On Wednesday, the Andhra Pradesh government told the Supreme Court that it will be able to conduct Class 12 exams successfully. It said that there are no reliable alternatives to evaluate the students and informed the court that it will most likely hold the Intermediate second year examination in July last week and the timetable would be issued shortly.
The SC bench asked the standing counsel for the state, Mahfooz A Nazki, to present in court the “snapshot of the file” giving reasons to hold the test.
The top court flagged its specific concern over accommodating 5,19,510 students in classrooms for the exams and said the Andhra government says one class will have a maximum of 15 to 18 students. “If we go by your figure then for 15 students per class, you will need 34,644 rooms and if we take 18 students per class then you will need 28,862 rooms. Tell us from where you get all these rooms,” the bench said. It told Nazki, “Don’t hold examinations for the sake of examination. It is not only 5 lakh students giving the examination, more than a lakh people will be involved in the process including 34,000 supervisors for each room. You have to think about their health and safety also.

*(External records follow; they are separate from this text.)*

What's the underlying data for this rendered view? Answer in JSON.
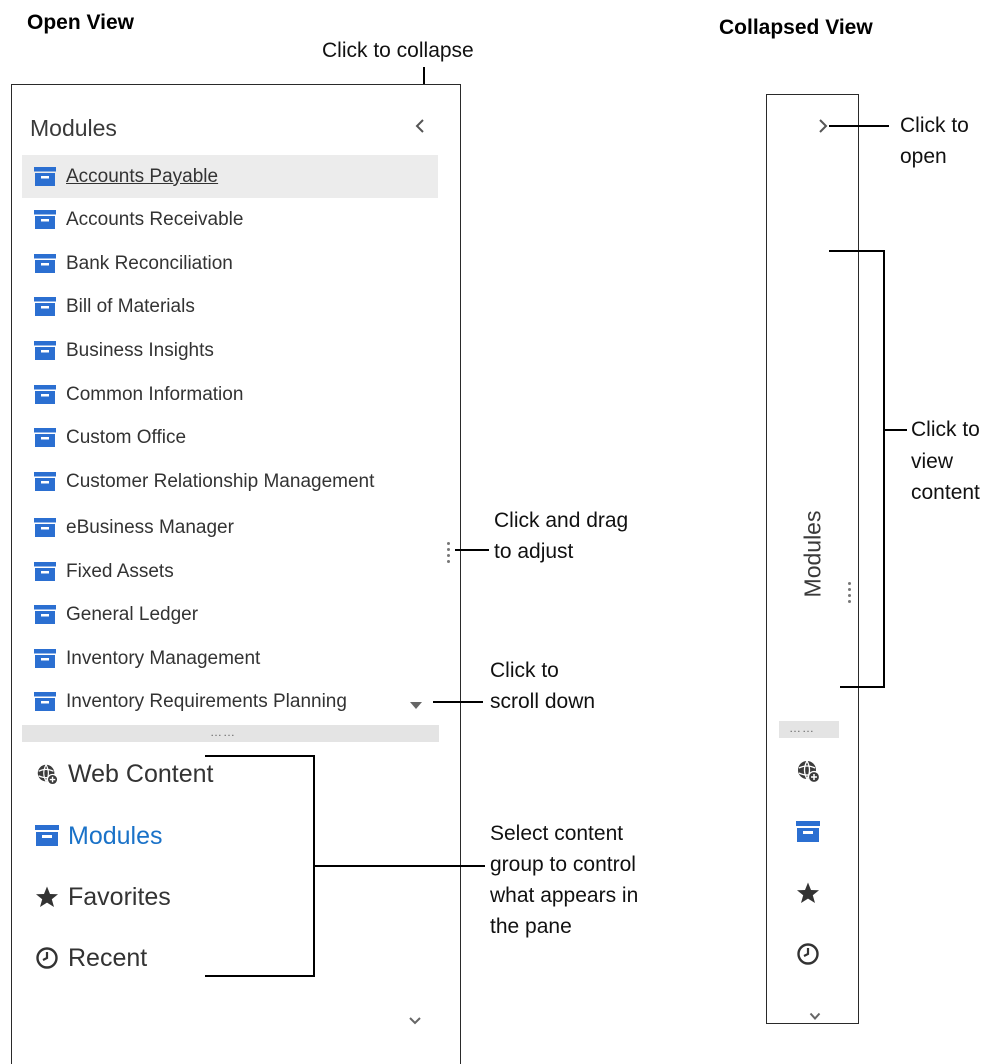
{
  "open_view": {
    "heading": "Open View",
    "pane_title": "Modules",
    "modules": [
      {
        "label": "Accounts Payable",
        "selected": true
      },
      {
        "label": "Accounts Receivable"
      },
      {
        "label": "Bank Reconciliation"
      },
      {
        "label": "Bill of Materials"
      },
      {
        "label": "Business Insights"
      },
      {
        "label": "Common Information"
      },
      {
        "label": "Custom Office"
      },
      {
        "label": "Customer Relationship Management"
      },
      {
        "label": "eBusiness Manager"
      },
      {
        "label": "Fixed Assets"
      },
      {
        "label": "General Ledger"
      },
      {
        "label": "Inventory Management"
      },
      {
        "label": "Inventory Requirements Planning"
      }
    ],
    "groups": [
      {
        "label": "Web Content",
        "icon": "globe-icon"
      },
      {
        "label": "Modules",
        "icon": "module-icon",
        "active": true
      },
      {
        "label": "Favorites",
        "icon": "star-icon"
      },
      {
        "label": "Recent",
        "icon": "clock-icon"
      }
    ]
  },
  "collapsed_view": {
    "heading": "Collapsed View",
    "vertical_label": "Modules"
  },
  "callouts": {
    "collapse": "Click to collapse",
    "drag_line1": "Click and drag",
    "drag_line2": "to adjust",
    "scroll_line1": "Click to",
    "scroll_line2": "scroll down",
    "select_line1": "Select content",
    "select_line2": "group to control",
    "select_line3": "what appears in",
    "select_line4": "the pane",
    "open_line1": "Click to",
    "open_line2": "open",
    "view_line1": "Click to",
    "view_line2": "view",
    "view_line3": "content"
  },
  "colors": {
    "accent": "#1a72c8",
    "module_icon": "#2b6fd1",
    "selected_bg": "#ececec"
  }
}
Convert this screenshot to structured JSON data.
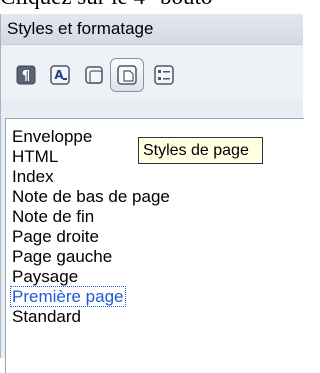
{
  "caption": "Cliquez sur le 4° bouto",
  "window": {
    "title": "Styles et formatage"
  },
  "toolbar": {
    "buttons": [
      {
        "icon": "paragraph-styles-icon",
        "active": false
      },
      {
        "icon": "character-styles-icon",
        "active": false
      },
      {
        "icon": "frame-styles-icon",
        "active": false
      },
      {
        "icon": "page-styles-icon",
        "active": true
      },
      {
        "icon": "list-styles-icon",
        "active": false
      }
    ]
  },
  "tooltip": "Styles de page",
  "styles_list": {
    "items": [
      "Enveloppe",
      "HTML",
      "Index",
      "Note de bas de page",
      "Note de fin",
      "Page droite",
      "Page gauche",
      "Paysage",
      "Première page",
      "Standard"
    ],
    "selected": "Première page"
  },
  "colors": {
    "selection_text": "#1f5bd6",
    "panel_background": "#e8edf4",
    "tooltip_background": "#ffffe1"
  }
}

“The state should keep in mind the second Covid wave’s impact and how fast it unfolded and how it will cope if it is hit by the third wave. “Do you have any contingency plans? If you are hit by a third wave or if there is any unwarranted situation how will you deal with it? We have not seen any such thing on your affidavit. No one is here to prove anything. You must have thought about something about the health and safety of students and teachers,” the bench said.
Nazki said the problem that lies is that in Class 10, students are given only grades and there is no mechanism to evaluate the students.
“We understand your difficulty that converting grades to marks or evaluating the students will be a problem. But every problem has ten solutions. You talk about experts. You can talk to UGC, CBSE, CISCE or other States and experts and devise a formula. Many states had problems but they have decided to cancel the examinations,” the bench said.
The top court also pointed out that the Andhra government has not mentioned a timeline for the exams or results and asked the state to specify it to avoid any uncertainty in the minds of students. “You cannot keep things uncertain. If you want to hold the examination we want a concrete plan by tomorrow. We want to know what your COVID protocol management is and how you are going to implement it. You must know that first and second COVID are different and as per experts the third wave will also be different. Alerts have been sounded in Madhya Pradesh, Maharashtra and Kerala for Delta variant,” the bench said. The top court asked Nazki to file an affidavit by Friday giving the complete plan and convince the court that it has the entire necessary wherewithal to deal with any exigencies.
On June 17, the top court was informed that out of 28 states, six have already conducted the board exams, 18 have cancelled them, but four states (Assam, Punjab, Tripura and Andhra Pradesh) have not cancelled them as of now.
With inputs from PTI